As college tuition continues to be a problem for soon-to-be college students, grandparents are starting to step in to help. It takes a village to raise children, and this same concept is now being applied to helping them get through college as close to debt-free as possible. If you’re a grandparent who wants to help their grandkids start life on solid financial footing by helping pay for the cost of tuition, you’re not alone! Unfortunately, figuring out the best way to contribute while being respectful to your kids and fitting college savings into your financial plan can be tricky.
The first step you should take is to talk to your kids (and grandkids) about your willingness to help. Personal finances can be a touch subject among family members, and you want to make sure your contributions are:
Your adult children may already have a savings plan in place to help fund your grandchildren’s college tuition, and they may have good ideas on how your contributions can “plug in” to what they’re already doing. Alternatively, you may find that there’s some embarrassment or worry if they haven’t saved for your grandchildren’s college tuition yet. You’ll need to be open to meet them wherever they are, and stay flexible to help in any way that’s welcome and needed.
If your adult children already have a 529 plan, or other savings vehicle, set up specifically for college savings, ask how you can help contribute to the account. This is the easiest way to help fund your grandchildren’s college education if that’s a financial goal of yours. If these accounts haven’t been set up, you have a few additional options to consider.
Start a 529 Plan For Your Grandchild
As a grandparent, you can help to open a 529 plan in your grandchild’s name and be the “owner” of the account until they turn 18. Funding this 529 plan would be no different than if their parents had opened the account. However, any withdrawals they take from the account during college to pay for qualifying education costs would count as student income and impact their financial aid eligibility.
Start Putting Money Aside in Savings
Not ready to fully fund your grandchild’s college education? Consider putting some funds aside in a savings account earmarked for helping your grandchildren with smaller college costs, like textbooks, a new laptop, or room and board. Giving your grandchildren funds specifically for college costs throughout their years in school can help them skip the need for taking out loans for anything beyond traditional tuition.
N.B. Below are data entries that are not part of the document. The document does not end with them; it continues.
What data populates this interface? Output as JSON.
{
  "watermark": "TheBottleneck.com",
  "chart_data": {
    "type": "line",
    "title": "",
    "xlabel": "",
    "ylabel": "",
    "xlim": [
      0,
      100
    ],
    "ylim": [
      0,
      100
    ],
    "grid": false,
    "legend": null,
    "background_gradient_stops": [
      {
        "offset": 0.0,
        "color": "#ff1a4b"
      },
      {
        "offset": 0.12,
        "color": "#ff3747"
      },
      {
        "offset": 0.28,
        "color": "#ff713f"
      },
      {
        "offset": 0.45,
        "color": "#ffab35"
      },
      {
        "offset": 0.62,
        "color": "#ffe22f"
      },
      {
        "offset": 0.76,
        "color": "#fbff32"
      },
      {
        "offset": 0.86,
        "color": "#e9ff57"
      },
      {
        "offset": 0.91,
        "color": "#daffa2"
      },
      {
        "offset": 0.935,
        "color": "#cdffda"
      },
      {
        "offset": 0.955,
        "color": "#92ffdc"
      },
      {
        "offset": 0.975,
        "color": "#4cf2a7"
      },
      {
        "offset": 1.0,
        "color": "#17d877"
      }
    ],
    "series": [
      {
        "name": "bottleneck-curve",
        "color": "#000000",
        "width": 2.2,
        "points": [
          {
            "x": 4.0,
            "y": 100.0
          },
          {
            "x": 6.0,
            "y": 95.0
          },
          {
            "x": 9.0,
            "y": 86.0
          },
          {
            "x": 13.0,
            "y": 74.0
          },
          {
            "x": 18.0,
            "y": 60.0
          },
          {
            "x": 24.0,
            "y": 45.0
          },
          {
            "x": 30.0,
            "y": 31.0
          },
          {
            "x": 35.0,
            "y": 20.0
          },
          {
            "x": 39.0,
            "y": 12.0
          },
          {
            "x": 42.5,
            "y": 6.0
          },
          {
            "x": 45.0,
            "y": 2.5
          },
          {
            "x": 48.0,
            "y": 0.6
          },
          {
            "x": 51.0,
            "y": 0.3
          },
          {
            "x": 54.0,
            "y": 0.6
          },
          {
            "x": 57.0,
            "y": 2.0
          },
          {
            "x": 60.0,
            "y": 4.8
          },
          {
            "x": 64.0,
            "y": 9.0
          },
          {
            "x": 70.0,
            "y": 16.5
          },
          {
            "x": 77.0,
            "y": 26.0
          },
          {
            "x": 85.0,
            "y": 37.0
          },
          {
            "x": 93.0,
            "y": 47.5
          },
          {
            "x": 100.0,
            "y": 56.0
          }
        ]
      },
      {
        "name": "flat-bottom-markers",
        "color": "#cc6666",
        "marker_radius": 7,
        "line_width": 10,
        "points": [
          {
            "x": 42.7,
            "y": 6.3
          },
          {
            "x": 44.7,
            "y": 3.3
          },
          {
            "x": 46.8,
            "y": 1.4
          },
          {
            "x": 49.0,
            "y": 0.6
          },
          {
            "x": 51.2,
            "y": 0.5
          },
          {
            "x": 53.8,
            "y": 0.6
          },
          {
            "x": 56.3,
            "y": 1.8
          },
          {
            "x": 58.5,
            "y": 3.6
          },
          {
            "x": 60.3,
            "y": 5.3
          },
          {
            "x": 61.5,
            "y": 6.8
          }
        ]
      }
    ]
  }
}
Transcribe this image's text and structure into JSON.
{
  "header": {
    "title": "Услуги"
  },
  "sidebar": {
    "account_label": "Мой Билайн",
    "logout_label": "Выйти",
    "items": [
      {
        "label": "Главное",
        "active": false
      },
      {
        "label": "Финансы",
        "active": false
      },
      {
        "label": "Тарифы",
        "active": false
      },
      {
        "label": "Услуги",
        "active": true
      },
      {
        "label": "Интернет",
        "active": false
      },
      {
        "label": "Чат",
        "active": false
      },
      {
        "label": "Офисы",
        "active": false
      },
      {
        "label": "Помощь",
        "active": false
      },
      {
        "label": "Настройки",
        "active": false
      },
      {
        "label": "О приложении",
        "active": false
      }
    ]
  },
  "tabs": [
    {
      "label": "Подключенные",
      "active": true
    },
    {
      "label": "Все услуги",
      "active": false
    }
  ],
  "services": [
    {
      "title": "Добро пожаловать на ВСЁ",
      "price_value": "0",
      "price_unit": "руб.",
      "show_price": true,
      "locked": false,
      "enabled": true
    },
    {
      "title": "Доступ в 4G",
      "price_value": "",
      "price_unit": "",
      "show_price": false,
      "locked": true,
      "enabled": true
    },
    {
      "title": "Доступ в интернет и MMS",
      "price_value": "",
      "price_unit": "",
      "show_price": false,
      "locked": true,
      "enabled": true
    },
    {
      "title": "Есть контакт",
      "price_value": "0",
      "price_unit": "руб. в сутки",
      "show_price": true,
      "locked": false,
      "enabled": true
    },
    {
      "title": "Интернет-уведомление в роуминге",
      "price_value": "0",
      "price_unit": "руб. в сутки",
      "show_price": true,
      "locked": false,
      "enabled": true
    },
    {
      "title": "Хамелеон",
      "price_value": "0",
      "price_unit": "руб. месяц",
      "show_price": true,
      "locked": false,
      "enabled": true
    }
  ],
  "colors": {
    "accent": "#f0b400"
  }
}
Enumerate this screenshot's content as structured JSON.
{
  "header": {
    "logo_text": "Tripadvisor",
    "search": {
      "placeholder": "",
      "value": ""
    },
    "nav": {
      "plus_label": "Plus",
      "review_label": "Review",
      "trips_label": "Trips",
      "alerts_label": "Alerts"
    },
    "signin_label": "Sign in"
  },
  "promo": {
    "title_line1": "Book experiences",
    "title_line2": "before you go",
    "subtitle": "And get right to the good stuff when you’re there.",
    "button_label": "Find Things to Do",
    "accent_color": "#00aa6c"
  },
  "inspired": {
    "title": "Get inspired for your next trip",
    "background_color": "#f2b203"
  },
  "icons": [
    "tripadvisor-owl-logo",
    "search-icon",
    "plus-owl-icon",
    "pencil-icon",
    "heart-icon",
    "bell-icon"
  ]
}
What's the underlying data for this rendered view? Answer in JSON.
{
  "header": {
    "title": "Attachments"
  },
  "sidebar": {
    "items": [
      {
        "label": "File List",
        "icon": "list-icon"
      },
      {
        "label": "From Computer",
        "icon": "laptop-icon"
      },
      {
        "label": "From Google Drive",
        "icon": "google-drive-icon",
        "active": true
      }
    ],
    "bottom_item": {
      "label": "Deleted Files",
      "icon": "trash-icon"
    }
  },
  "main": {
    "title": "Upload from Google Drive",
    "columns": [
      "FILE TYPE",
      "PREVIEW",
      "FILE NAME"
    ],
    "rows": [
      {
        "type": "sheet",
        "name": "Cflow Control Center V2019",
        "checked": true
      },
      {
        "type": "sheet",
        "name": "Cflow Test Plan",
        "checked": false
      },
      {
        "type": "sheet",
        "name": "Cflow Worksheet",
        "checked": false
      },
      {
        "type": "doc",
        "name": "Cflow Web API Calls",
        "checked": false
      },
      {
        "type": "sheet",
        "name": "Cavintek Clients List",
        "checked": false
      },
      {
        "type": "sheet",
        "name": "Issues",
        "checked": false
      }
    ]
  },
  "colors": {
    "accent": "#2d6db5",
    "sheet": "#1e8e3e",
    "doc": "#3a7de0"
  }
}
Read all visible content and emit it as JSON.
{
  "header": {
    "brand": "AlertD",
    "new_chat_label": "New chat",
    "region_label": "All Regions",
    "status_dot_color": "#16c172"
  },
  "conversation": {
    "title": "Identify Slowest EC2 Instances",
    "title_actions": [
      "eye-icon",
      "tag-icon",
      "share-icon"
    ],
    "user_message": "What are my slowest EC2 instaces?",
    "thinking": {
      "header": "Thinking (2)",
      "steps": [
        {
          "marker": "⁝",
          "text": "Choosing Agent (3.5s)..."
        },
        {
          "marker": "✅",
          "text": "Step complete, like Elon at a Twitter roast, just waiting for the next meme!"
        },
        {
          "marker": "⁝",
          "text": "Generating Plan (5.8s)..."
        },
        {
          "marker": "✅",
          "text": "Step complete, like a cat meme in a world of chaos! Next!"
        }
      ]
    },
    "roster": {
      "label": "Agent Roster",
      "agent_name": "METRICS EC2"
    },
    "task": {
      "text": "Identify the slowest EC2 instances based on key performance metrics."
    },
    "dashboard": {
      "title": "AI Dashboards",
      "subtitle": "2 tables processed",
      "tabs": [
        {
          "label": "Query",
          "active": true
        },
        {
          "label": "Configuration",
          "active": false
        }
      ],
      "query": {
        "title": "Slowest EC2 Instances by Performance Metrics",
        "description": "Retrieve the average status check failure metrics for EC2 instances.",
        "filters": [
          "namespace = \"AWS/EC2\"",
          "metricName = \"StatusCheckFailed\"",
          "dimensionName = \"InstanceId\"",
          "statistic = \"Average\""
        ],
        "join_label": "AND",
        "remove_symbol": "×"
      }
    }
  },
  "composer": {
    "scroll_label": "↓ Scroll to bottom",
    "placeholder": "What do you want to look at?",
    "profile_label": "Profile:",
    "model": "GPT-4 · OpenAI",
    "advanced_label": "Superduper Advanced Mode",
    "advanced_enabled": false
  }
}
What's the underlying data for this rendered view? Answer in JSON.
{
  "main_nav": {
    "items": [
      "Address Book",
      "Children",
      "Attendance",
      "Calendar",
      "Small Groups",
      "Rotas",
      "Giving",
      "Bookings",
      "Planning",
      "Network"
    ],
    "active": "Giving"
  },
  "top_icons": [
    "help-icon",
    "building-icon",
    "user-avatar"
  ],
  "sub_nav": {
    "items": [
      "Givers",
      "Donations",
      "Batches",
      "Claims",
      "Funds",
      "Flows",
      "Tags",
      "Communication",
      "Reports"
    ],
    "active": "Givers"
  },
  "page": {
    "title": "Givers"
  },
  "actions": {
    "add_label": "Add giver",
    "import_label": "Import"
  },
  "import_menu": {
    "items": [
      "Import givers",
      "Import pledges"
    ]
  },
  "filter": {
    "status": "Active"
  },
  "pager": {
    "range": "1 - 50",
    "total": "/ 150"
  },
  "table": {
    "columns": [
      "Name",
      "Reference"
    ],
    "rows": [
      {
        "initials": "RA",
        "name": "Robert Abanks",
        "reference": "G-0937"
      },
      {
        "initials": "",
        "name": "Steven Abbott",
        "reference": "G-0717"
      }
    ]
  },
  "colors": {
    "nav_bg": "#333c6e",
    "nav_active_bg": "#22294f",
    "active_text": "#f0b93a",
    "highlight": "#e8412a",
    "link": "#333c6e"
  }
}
You can give your grandkids up to $15,000 each year without you having to file a gift tax return.
Depending on what state you’re in, you may be able to deduct contributions to a 529 plan that you’ve opened in your grandchild’s name or are contributing to a 529 plan owned by your adult children for your grandchildren. This largely depends on whether or not the 529 plan that’s been opened is in your state of residence or not. The Iowa 529 plan gives you access to ultra-cheap Vanguard funds, and there is a tax incentive for contributors. However, some states offer a tax break even if the 529 plan is technically out-of-state. Make sure to check with your financial planner or CPA to learn more.
The support you give as a grandparent doesn’t always have to be giving them cash or helping to cover tuition! Offering to help your grandkids find internships or jobs in fields that interest them, visiting and taking them out to dinner, buying them a few week’s worth of groceries, or making sure you’re able to help check off their “needs” (like new socks or a pricey winter coat you know they won’t buy for themselves) as birthday or holiday gifts can be a huge help.
Although wanting to contribute to your grandchild’s college costs is a thoughtful and generous financial goal, you need to make sure you can do so without losing track of your personal financial goals. A financial planner can help you incorporate saving for specific college costs your grandchildren will run into while still helping you move toward retiring comfortably and leaving a legacy you’re proud of.